I have been thinking about abstraction recently, particularly the relation of what is abstracted to what it has been abstracted from, since it seems to me to have a bearing on things that are of interest to me, such as philosophy, metaphor and art. So I was amused to run across a couple of things on Facebook and Google Plus which seemed to have a bearing on the ideas I was trying to develop, and which in turn reminded me of a couple of other things. Here they are, in the order they occurred:
First, from Google Plus:
next, from Facebook:
The picture was accompanied by this (rather earnest) commentary:
Look at this carefully. It is a brilliant example of British humour!
The British government has scrapped the Harrier fleet and on their farewell formation fly-past over the Houses of Parliament they gave the government a message.
Lean back a bit from your computer monitor and squint. Seriously … push your chair back a couple of feet.
My hat is off to the man who was leading this Squadron. (Shorty)
On Facebook, the discussion turns very rapidly to the question of whether or not the picture is genuine, in the sense of recording an actual event (as the commentary suggests). Some people are not bothered at all, pointing out that it is funny in any case; but others get quite angry and exercised on the point – evidently, for them, the picture only makes them laugh if it depicts an actual event; if it is ‘faked’ it just makes them angry (perhaps because they feel they have been taken in).
This called to mind something from Flann O’Brien’s celebrated ‘Cruiskeen Lawn’ column in the Irish Times, which he wrote under the name of Myles na gCopaleen:
‘WANTED, WIFE, copper-faced, any length, capable of being bent. Box – ‘
This is an advertisement that appeared recently in an evening paper. It is obvious, of course, that ‘wife’ is a misprint for ‘wire’.
To be honest for a change, I invented this advertisement out of my own head. It did not appear in any paper. But, if any reader thinks that any special merit attaches to notices of this kind because they have actually appeared in print, what is to stop me having them inserted and then quoting them?
Nothing, except the prohibitive cost.
-The Best of Myles, p114
And I was also reminded of a famous incident from classical antiquity – some 25 centuries ago – the contest between the painters Zeuxis and Parrhasius:
…when they had produced their respective pieces, the birds came to pick with the greatest avidity the grapes which Zeuxis had painted. Immediately Parrhenius exhibited his piece, and Zeuxis said, ‘Remove your curtain that we may see the painting.’ The painting was the curtain, and Zeuxis acknowledged himself conquered, by exclaiming ‘Zeuxis has deceived birds, but Parrhasius has deceived Zeuxis himself.’
– Lempriere’s Classical Dictionary

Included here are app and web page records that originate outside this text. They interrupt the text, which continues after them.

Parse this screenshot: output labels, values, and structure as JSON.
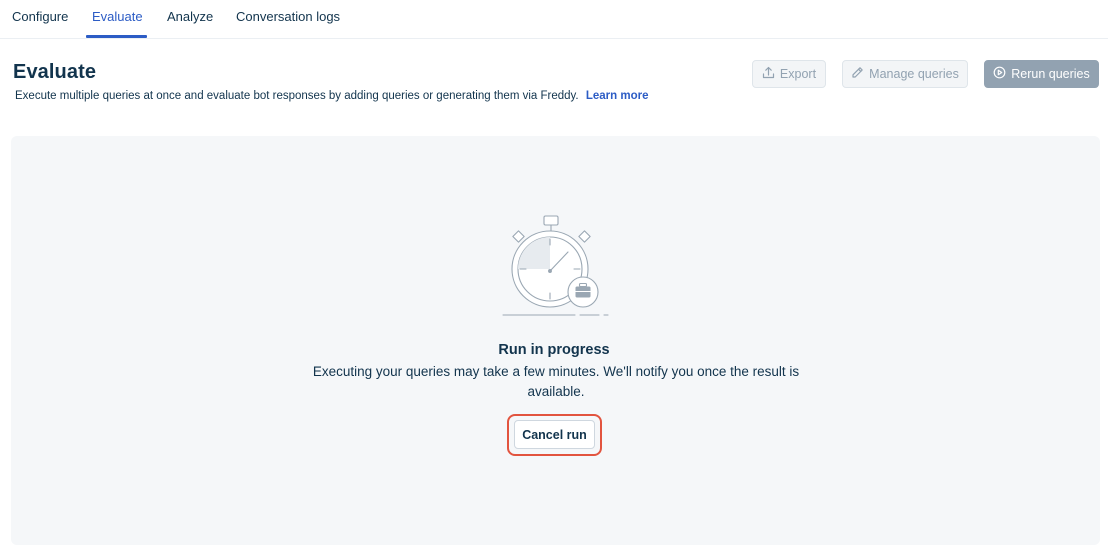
{
  "tabs": [
    {
      "label": "Configure",
      "active": false
    },
    {
      "label": "Evaluate",
      "active": true
    },
    {
      "label": "Analyze",
      "active": false
    },
    {
      "label": "Conversation logs",
      "active": false
    }
  ],
  "header": {
    "title": "Evaluate",
    "description": "Execute multiple queries at once and evaluate bot responses by adding queries or generating them via Freddy.",
    "learn_more": "Learn more"
  },
  "actions": {
    "export_label": "Export",
    "manage_label": "Manage queries",
    "rerun_label": "Rerun queries",
    "disabled": true
  },
  "status": {
    "title": "Run in progress",
    "description": "Executing your queries may take a few minutes. We'll notify you once the result is available.",
    "cancel_label": "Cancel run"
  },
  "colors": {
    "accent": "#2c5cc5",
    "text": "#12344d",
    "disabled": "#92a2b1",
    "panel": "#f5f7f9",
    "highlight": "#e2543f"
  },
  "icons": {
    "export": "upload-icon",
    "manage": "pencil-icon",
    "rerun": "play-circle-icon",
    "illustration": "stopwatch-briefcase-illustration"
  }
}
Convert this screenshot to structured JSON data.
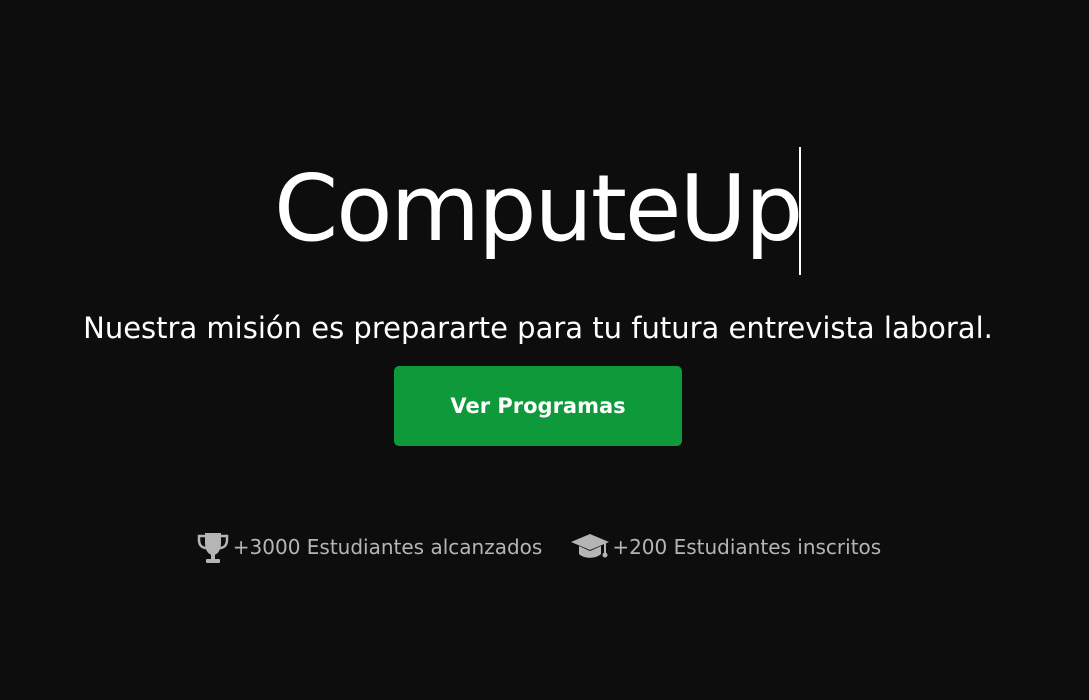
{
  "hero": {
    "brand": "ComputeUp",
    "mission": "Nuestra misión es prepararte para tu futura entrevista laboral.",
    "cta_label": "Ver Programas"
  },
  "stats": [
    {
      "icon": "trophy-icon",
      "text": "+3000 Estudiantes alcanzados"
    },
    {
      "icon": "graduation-cap-icon",
      "text": "+200 Estudiantes inscritos"
    }
  ],
  "colors": {
    "background": "#0d0d0d",
    "primary_text": "#ffffff",
    "stats_text": "#b5b5b5",
    "button": "#0e9a3b"
  }
}
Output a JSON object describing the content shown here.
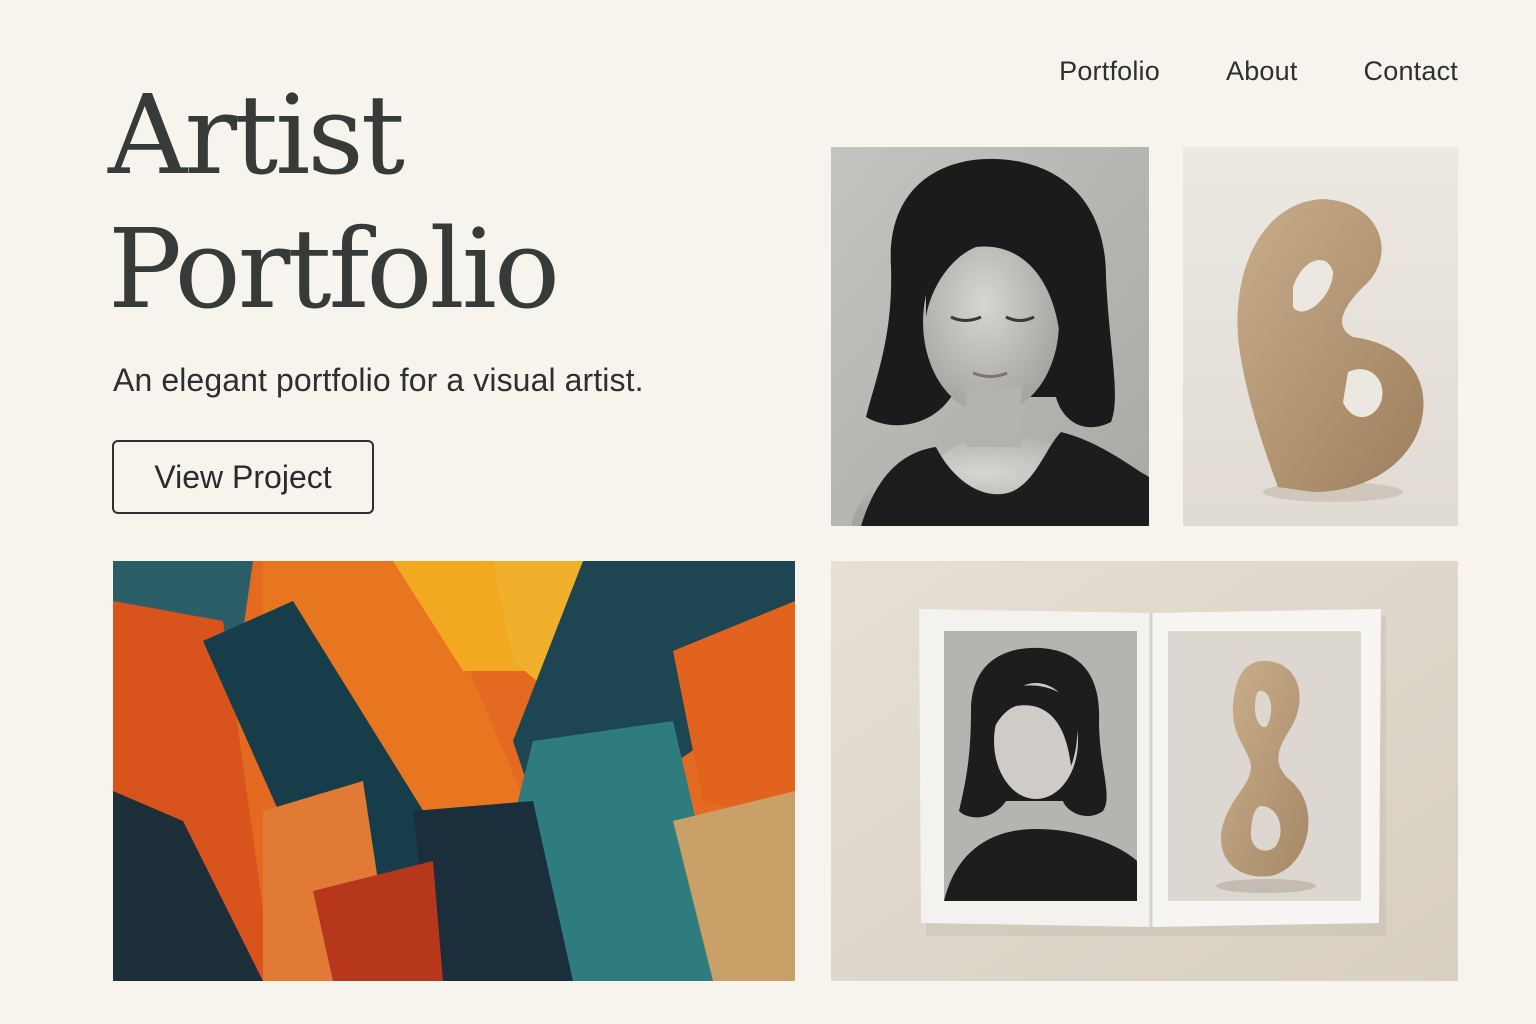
{
  "nav": {
    "items": [
      {
        "label": "Portfolio"
      },
      {
        "label": "About"
      },
      {
        "label": "Contact"
      }
    ]
  },
  "hero": {
    "title_line1": "Artist",
    "title_line2": "Portfolio",
    "subtitle": "An elegant portfolio for a visual artist.",
    "cta_label": "View Project"
  },
  "colors": {
    "background": "#f7f4ee",
    "text": "#363a38",
    "painting_orange": "#e46a22",
    "painting_teal": "#1e4a55",
    "painting_yellow": "#f0a21e",
    "sculpture_clay": "#b99b78"
  },
  "gallery": {
    "items": [
      {
        "name": "portrait-photo",
        "kind": "black-and-white portrait"
      },
      {
        "name": "sculpture-photo",
        "kind": "clay sculpture"
      },
      {
        "name": "abstract-painting",
        "kind": "abstract brushstroke painting"
      },
      {
        "name": "open-book-photo",
        "kind": "printed book spread"
      }
    ]
  }
}
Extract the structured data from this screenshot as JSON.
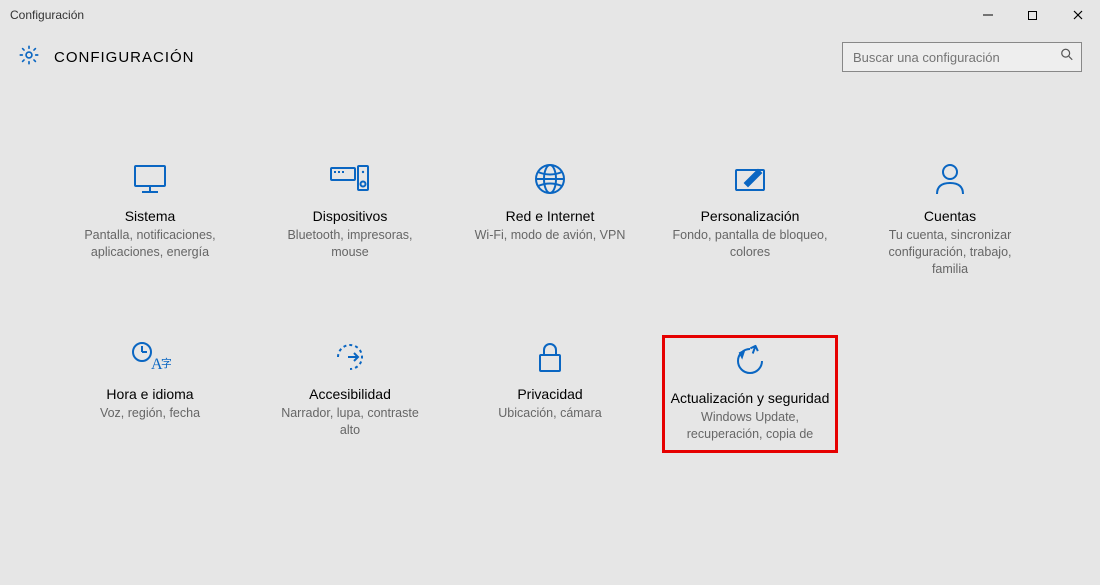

and finally, to round it off nicely and tie the last piece to the first, that camera & photoshop graph, there is this,
the news that one of the four Turner Prize finalists this year is Lynette Yiadom-Boakye, ‘a portrait painter, whose subjects are imaginary.’
These five things seem to me to combine so happily, and to be so pregnant with meaning concerning the things I discuss in this blog, that rather than comment at length, I shall leave them for you to savour and make your own inferences.